Page and application data records:
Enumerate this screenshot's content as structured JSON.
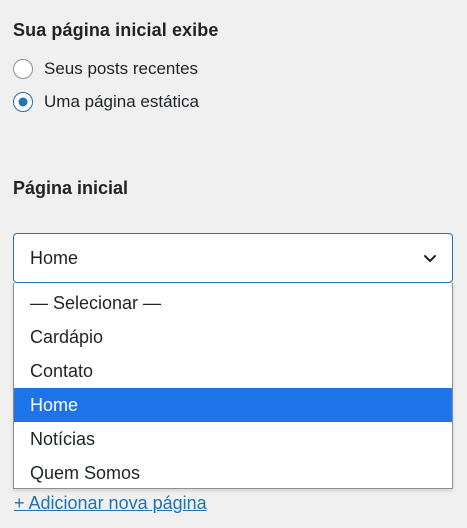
{
  "homepage_display": {
    "title": "Sua página inicial exibe",
    "options": [
      {
        "label": "Seus posts recentes",
        "checked": false
      },
      {
        "label": "Uma página estática",
        "checked": true
      }
    ]
  },
  "homepage_select": {
    "label": "Página inicial",
    "selected_value": "Home",
    "dropdown_options": [
      "— Selecionar —",
      "Cardápio",
      "Contato",
      "Home",
      "Notícias",
      "Quem Somos"
    ],
    "highlighted_index": 3
  },
  "add_page_link": "+ Adicionar nova página",
  "colors": {
    "accent": "#2271b1",
    "highlight": "#1e73e8",
    "background": "#f0f0f1",
    "text": "#1d2327"
  },
  "icons": {
    "select_chevron": "chevron-down-icon"
  }
}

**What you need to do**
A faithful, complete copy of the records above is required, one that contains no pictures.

**Solution**
Enumerate this screenshot's content as structured JSON.
{
  "homepage_display": {
    "title": "Sua página inicial exibe",
    "options": [
      {
        "label": "Seus posts recentes",
        "checked": false
      },
      {
        "label": "Uma página estática",
        "checked": true
      }
    ]
  },
  "homepage_select": {
    "label": "Página inicial",
    "selected_value": "Home",
    "dropdown_options": [
      "— Selecionar —",
      "Cardápio",
      "Contato",
      "Home",
      "Notícias",
      "Quem Somos"
    ],
    "highlighted_index": 3
  },
  "add_page_link": "+ Adicionar nova página",
  "colors": {
    "accent": "#2271b1",
    "highlight": "#1e73e8",
    "background": "#f0f0f1",
    "text": "#1d2327"
  },
  "icons": {
    "select_chevron": "chevron-down-icon"
  }
}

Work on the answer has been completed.